■ **Prompt**
Print each of the records below, leaving every word as it is.

■ **Exercise materials**
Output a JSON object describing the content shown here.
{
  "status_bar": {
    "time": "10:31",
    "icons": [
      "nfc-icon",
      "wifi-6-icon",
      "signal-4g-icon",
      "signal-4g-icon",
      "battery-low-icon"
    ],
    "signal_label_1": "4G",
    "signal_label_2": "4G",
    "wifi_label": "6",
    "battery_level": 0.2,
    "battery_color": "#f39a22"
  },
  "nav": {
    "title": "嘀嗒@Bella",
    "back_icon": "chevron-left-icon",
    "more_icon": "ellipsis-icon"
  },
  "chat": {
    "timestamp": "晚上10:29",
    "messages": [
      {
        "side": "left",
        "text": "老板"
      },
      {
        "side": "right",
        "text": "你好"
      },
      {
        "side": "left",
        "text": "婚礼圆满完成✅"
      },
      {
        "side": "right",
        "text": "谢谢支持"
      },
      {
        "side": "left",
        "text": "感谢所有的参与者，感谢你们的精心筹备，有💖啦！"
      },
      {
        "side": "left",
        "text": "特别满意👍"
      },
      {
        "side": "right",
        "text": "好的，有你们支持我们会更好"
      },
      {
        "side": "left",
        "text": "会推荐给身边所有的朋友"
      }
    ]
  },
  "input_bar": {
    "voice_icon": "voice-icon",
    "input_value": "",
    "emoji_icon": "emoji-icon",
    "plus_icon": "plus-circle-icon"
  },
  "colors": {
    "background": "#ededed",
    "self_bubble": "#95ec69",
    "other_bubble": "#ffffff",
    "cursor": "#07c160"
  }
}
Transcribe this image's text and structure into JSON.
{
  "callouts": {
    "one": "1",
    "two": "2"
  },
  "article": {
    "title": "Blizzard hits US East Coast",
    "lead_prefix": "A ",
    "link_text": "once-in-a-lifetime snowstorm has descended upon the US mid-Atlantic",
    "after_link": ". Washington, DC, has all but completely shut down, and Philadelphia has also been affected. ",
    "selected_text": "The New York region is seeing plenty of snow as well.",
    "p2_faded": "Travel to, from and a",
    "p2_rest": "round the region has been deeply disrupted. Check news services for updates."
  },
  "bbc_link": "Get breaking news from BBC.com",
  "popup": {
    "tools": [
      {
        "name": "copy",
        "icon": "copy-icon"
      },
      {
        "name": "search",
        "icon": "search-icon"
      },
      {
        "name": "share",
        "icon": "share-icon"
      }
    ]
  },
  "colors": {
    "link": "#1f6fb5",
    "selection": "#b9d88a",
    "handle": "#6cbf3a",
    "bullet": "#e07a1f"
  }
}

■ **Solution**
Output a JSON object describing the content shown here.
{
  "status_bar": {
    "time": "10:31",
    "icons": [
      "nfc-icon",
      "wifi-6-icon",
      "signal-4g-icon",
      "signal-4g-icon",
      "battery-low-icon"
    ],
    "signal_label_1": "4G",
    "signal_label_2": "4G",
    "wifi_label": "6",
    "battery_level": 0.2,
    "battery_color": "#f39a22"
  },
  "nav": {
    "title": "嘀嗒@Bella",
    "back_icon": "chevron-left-icon",
    "more_icon": "ellipsis-icon"
  },
  "chat": {
    "timestamp": "晚上10:29",
    "messages": [
      {
        "side": "left",
        "text": "老板"
      },
      {
        "side": "right",
        "text": "你好"
      },
      {
        "side": "left",
        "text": "婚礼圆满完成✅"
      },
      {
        "side": "right",
        "text": "谢谢支持"
      },
      {
        "side": "left",
        "text": "感谢所有的参与者，感谢你们的精心筹备，有💖啦！"
      },
      {
        "side": "left",
        "text": "特别满意👍"
      },
      {
        "side": "right",
        "text": "好的，有你们支持我们会更好"
      },
      {
        "side": "left",
        "text": "会推荐给身边所有的朋友"
      }
    ]
  },
  "input_bar": {
    "voice_icon": "voice-icon",
    "input_value": "",
    "emoji_icon": "emoji-icon",
    "plus_icon": "plus-circle-icon"
  },
  "colors": {
    "background": "#ededed",
    "self_bubble": "#95ec69",
    "other_bubble": "#ffffff",
    "cursor": "#07c160"
  }
}
Transcribe this image's text and structure into JSON.
{
  "callouts": {
    "one": "1",
    "two": "2"
  },
  "article": {
    "title": "Blizzard hits US East Coast",
    "lead_prefix": "A ",
    "link_text": "once-in-a-lifetime snowstorm has descended upon the US mid-Atlantic",
    "after_link": ". Washington, DC, has all but completely shut down, and Philadelphia has also been affected. ",
    "selected_text": "The New York region is seeing plenty of snow as well.",
    "p2_faded": "Travel to, from and a",
    "p2_rest": "round the region has been deeply disrupted. Check news services for updates."
  },
  "bbc_link": "Get breaking news from BBC.com",
  "popup": {
    "tools": [
      {
        "name": "copy",
        "icon": "copy-icon"
      },
      {
        "name": "search",
        "icon": "search-icon"
      },
      {
        "name": "share",
        "icon": "share-icon"
      }
    ]
  },
  "colors": {
    "link": "#1f6fb5",
    "selection": "#b9d88a",
    "handle": "#6cbf3a",
    "bullet": "#e07a1f"
  }
}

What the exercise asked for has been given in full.